Dataset excerpts
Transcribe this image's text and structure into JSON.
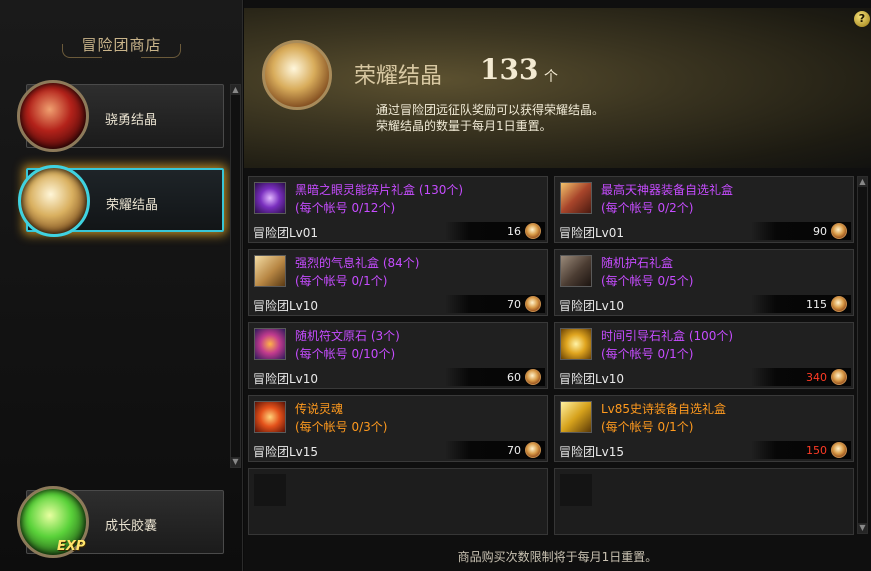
{
  "sidebar": {
    "title": "冒险团商店",
    "items": [
      {
        "label": "骁勇结晶",
        "icon": "valor-crystal-icon"
      },
      {
        "label": "荣耀结晶",
        "icon": "glory-crystal-icon"
      },
      {
        "label": "成长胶囊",
        "icon": "growth-capsule-icon",
        "badge": "EXP"
      }
    ]
  },
  "header": {
    "currency_name": "荣耀结晶",
    "count": "133",
    "unit": "个",
    "desc_line1": "通过冒险团远征队奖励可以获得荣耀结晶。",
    "desc_line2": "荣耀结晶的数量于每月1日重置。",
    "help": "?"
  },
  "items": [
    {
      "name": "黑暗之眼灵能碎片礼盒 (130个)",
      "limit": "(每个帐号 0/12个)",
      "level": "冒险团Lv01",
      "price": "16",
      "name_color": "purple",
      "price_color": "white"
    },
    {
      "name": "最高天神器装备自选礼盒",
      "limit": "(每个帐号 0/2个)",
      "level": "冒险团Lv01",
      "price": "90",
      "name_color": "purple",
      "price_color": "white"
    },
    {
      "name": "强烈的气息礼盒 (84个)",
      "limit": "(每个帐号 0/1个)",
      "level": "冒险团Lv10",
      "price": "70",
      "name_color": "purple",
      "price_color": "white"
    },
    {
      "name": "随机护石礼盒",
      "limit": "(每个帐号 0/5个)",
      "level": "冒险团Lv10",
      "price": "115",
      "name_color": "purple",
      "price_color": "white"
    },
    {
      "name": "随机符文原石 (3个)",
      "limit": "(每个帐号 0/10个)",
      "level": "冒险团Lv10",
      "price": "60",
      "name_color": "purple",
      "price_color": "white"
    },
    {
      "name": "时间引导石礼盒 (100个)",
      "limit": "(每个帐号 0/1个)",
      "level": "冒险团Lv10",
      "price": "340",
      "name_color": "purple",
      "price_color": "red"
    },
    {
      "name": "传说灵魂",
      "limit": "(每个帐号 0/3个)",
      "level": "冒险团Lv15",
      "price": "70",
      "name_color": "orange",
      "price_color": "white"
    },
    {
      "name": "Lv85史诗装备自选礼盒",
      "limit": "(每个帐号 0/1个)",
      "level": "冒险团Lv15",
      "price": "150",
      "name_color": "orange",
      "price_color": "red"
    }
  ],
  "footer": "商品购买次数限制将于每月1日重置。"
}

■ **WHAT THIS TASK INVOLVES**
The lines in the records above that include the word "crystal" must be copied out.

■ **RESULT OF THE EXERCISE**
        "icon": "valor-crystal-icon"
        "icon": "glory-crystal-icon"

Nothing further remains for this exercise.